EXERCISE DESCRIPTION. Note each line in the data holding the string "image" and report it.

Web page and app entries
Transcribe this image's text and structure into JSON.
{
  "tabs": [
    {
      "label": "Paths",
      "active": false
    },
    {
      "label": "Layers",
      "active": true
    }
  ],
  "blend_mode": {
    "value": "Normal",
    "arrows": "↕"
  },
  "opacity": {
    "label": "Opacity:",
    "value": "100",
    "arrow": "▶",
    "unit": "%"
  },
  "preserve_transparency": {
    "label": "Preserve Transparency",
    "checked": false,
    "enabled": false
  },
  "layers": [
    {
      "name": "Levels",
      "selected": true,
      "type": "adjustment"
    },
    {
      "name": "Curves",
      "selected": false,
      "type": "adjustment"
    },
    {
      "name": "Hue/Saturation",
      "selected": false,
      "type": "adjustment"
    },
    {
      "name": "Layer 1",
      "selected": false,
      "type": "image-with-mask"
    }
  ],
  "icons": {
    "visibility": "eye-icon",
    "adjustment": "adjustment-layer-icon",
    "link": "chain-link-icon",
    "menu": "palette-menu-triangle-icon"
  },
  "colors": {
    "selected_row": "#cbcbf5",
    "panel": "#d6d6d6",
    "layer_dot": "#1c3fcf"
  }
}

RESPONSE BELOW.
Transcribe this image's text and structure into JSON.
      "type": "image-with-mask"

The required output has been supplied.